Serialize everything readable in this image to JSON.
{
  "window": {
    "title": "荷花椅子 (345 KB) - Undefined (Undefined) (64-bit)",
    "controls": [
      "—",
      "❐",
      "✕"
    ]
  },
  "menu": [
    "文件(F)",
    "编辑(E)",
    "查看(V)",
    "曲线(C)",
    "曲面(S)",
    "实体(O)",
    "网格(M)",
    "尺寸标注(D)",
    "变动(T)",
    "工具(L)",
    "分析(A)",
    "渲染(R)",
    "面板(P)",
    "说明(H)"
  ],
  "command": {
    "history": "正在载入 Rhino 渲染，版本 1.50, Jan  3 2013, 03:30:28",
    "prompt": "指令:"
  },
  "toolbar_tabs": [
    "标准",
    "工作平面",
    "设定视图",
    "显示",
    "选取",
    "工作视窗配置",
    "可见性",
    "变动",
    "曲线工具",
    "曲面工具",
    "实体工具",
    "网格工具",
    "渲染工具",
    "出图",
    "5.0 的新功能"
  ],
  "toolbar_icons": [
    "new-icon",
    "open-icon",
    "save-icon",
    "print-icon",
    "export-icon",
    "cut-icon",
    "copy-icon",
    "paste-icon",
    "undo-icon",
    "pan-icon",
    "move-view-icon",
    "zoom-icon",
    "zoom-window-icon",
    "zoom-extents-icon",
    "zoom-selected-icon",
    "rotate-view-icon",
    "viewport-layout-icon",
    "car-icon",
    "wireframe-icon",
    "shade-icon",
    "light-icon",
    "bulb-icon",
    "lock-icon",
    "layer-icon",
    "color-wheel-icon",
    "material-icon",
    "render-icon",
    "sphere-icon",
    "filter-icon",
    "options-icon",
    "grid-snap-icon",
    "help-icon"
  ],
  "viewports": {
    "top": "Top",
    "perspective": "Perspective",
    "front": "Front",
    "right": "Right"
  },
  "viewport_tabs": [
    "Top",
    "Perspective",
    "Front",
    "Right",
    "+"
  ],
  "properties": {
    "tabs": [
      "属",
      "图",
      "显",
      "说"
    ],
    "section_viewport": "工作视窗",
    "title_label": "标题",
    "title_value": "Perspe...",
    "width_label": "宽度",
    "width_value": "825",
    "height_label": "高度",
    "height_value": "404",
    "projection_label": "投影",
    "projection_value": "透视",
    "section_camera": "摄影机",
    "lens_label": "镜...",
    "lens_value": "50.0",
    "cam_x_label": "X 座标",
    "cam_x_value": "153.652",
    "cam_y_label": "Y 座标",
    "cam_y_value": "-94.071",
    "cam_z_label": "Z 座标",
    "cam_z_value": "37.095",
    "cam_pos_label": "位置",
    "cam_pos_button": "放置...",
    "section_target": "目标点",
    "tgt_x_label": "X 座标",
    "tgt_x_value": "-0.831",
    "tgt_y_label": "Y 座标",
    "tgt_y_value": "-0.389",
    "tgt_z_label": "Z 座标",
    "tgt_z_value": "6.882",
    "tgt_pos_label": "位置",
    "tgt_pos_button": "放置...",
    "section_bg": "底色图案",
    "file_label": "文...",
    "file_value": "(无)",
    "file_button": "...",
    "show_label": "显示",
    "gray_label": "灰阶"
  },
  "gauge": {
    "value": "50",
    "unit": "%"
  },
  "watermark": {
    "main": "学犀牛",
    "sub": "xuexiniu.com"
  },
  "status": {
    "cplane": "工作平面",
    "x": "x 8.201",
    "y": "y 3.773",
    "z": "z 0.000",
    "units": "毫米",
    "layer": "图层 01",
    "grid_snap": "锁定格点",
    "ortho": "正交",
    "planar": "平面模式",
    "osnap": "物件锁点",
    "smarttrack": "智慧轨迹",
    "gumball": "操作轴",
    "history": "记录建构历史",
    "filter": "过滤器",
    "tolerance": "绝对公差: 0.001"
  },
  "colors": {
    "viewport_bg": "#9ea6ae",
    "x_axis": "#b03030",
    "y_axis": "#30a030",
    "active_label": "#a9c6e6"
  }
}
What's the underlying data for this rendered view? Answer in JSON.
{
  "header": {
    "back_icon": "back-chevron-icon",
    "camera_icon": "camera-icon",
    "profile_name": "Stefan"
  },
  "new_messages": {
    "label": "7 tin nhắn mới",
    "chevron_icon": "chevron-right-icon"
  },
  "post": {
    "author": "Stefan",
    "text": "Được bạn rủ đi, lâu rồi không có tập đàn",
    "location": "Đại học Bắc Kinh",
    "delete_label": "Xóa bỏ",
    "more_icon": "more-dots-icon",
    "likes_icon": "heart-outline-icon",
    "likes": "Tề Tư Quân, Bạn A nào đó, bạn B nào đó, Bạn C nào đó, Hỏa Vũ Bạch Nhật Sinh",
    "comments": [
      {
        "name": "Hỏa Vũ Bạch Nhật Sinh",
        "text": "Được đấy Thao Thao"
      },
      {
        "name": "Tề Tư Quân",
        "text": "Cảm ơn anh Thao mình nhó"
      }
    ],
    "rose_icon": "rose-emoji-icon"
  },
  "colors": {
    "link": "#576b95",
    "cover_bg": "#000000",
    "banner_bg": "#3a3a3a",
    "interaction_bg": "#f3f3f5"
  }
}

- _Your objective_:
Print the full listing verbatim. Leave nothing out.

- _Result_:
Serialize everything readable in this image to JSON.
{
  "window": {
    "title": "荷花椅子 (345 KB) - Undefined (Undefined) (64-bit)",
    "controls": [
      "—",
      "❐",
      "✕"
    ]
  },
  "menu": [
    "文件(F)",
    "编辑(E)",
    "查看(V)",
    "曲线(C)",
    "曲面(S)",
    "实体(O)",
    "网格(M)",
    "尺寸标注(D)",
    "变动(T)",
    "工具(L)",
    "分析(A)",
    "渲染(R)",
    "面板(P)",
    "说明(H)"
  ],
  "command": {
    "history": "正在载入 Rhino 渲染，版本 1.50, Jan  3 2013, 03:30:28",
    "prompt": "指令:"
  },
  "toolbar_tabs": [
    "标准",
    "工作平面",
    "设定视图",
    "显示",
    "选取",
    "工作视窗配置",
    "可见性",
    "变动",
    "曲线工具",
    "曲面工具",
    "实体工具",
    "网格工具",
    "渲染工具",
    "出图",
    "5.0 的新功能"
  ],
  "toolbar_icons": [
    "new-icon",
    "open-icon",
    "save-icon",
    "print-icon",
    "export-icon",
    "cut-icon",
    "copy-icon",
    "paste-icon",
    "undo-icon",
    "pan-icon",
    "move-view-icon",
    "zoom-icon",
    "zoom-window-icon",
    "zoom-extents-icon",
    "zoom-selected-icon",
    "rotate-view-icon",
    "viewport-layout-icon",
    "car-icon",
    "wireframe-icon",
    "shade-icon",
    "light-icon",
    "bulb-icon",
    "lock-icon",
    "layer-icon",
    "color-wheel-icon",
    "material-icon",
    "render-icon",
    "sphere-icon",
    "filter-icon",
    "options-icon",
    "grid-snap-icon",
    "help-icon"
  ],
  "viewports": {
    "top": "Top",
    "perspective": "Perspective",
    "front": "Front",
    "right": "Right"
  },
  "viewport_tabs": [
    "Top",
    "Perspective",
    "Front",
    "Right",
    "+"
  ],
  "properties": {
    "tabs": [
      "属",
      "图",
      "显",
      "说"
    ],
    "section_viewport": "工作视窗",
    "title_label": "标题",
    "title_value": "Perspe...",
    "width_label": "宽度",
    "width_value": "825",
    "height_label": "高度",
    "height_value": "404",
    "projection_label": "投影",
    "projection_value": "透视",
    "section_camera": "摄影机",
    "lens_label": "镜...",
    "lens_value": "50.0",
    "cam_x_label": "X 座标",
    "cam_x_value": "153.652",
    "cam_y_label": "Y 座标",
    "cam_y_value": "-94.071",
    "cam_z_label": "Z 座标",
    "cam_z_value": "37.095",
    "cam_pos_label": "位置",
    "cam_pos_button": "放置...",
    "section_target": "目标点",
    "tgt_x_label": "X 座标",
    "tgt_x_value": "-0.831",
    "tgt_y_label": "Y 座标",
    "tgt_y_value": "-0.389",
    "tgt_z_label": "Z 座标",
    "tgt_z_value": "6.882",
    "tgt_pos_label": "位置",
    "tgt_pos_button": "放置...",
    "section_bg": "底色图案",
    "file_label": "文...",
    "file_value": "(无)",
    "file_button": "...",
    "show_label": "显示",
    "gray_label": "灰阶"
  },
  "gauge": {
    "value": "50",
    "unit": "%"
  },
  "watermark": {
    "main": "学犀牛",
    "sub": "xuexiniu.com"
  },
  "status": {
    "cplane": "工作平面",
    "x": "x 8.201",
    "y": "y 3.773",
    "z": "z 0.000",
    "units": "毫米",
    "layer": "图层 01",
    "grid_snap": "锁定格点",
    "ortho": "正交",
    "planar": "平面模式",
    "osnap": "物件锁点",
    "smarttrack": "智慧轨迹",
    "gumball": "操作轴",
    "history": "记录建构历史",
    "filter": "过滤器",
    "tolerance": "绝对公差: 0.001"
  },
  "colors": {
    "viewport_bg": "#9ea6ae",
    "x_axis": "#b03030",
    "y_axis": "#30a030",
    "active_label": "#a9c6e6"
  }
}
What's the underlying data for this rendered view? Answer in JSON.
{
  "header": {
    "back_icon": "back-chevron-icon",
    "camera_icon": "camera-icon",
    "profile_name": "Stefan"
  },
  "new_messages": {
    "label": "7 tin nhắn mới",
    "chevron_icon": "chevron-right-icon"
  },
  "post": {
    "author": "Stefan",
    "text": "Được bạn rủ đi, lâu rồi không có tập đàn",
    "location": "Đại học Bắc Kinh",
    "delete_label": "Xóa bỏ",
    "more_icon": "more-dots-icon",
    "likes_icon": "heart-outline-icon",
    "likes": "Tề Tư Quân, Bạn A nào đó, bạn B nào đó, Bạn C nào đó, Hỏa Vũ Bạch Nhật Sinh",
    "comments": [
      {
        "name": "Hỏa Vũ Bạch Nhật Sinh",
        "text": "Được đấy Thao Thao"
      },
      {
        "name": "Tề Tư Quân",
        "text": "Cảm ơn anh Thao mình nhó"
      }
    ],
    "rose_icon": "rose-emoji-icon"
  },
  "colors": {
    "link": "#576b95",
    "cover_bg": "#000000",
    "banner_bg": "#3a3a3a",
    "interaction_bg": "#f3f3f5"
  }
}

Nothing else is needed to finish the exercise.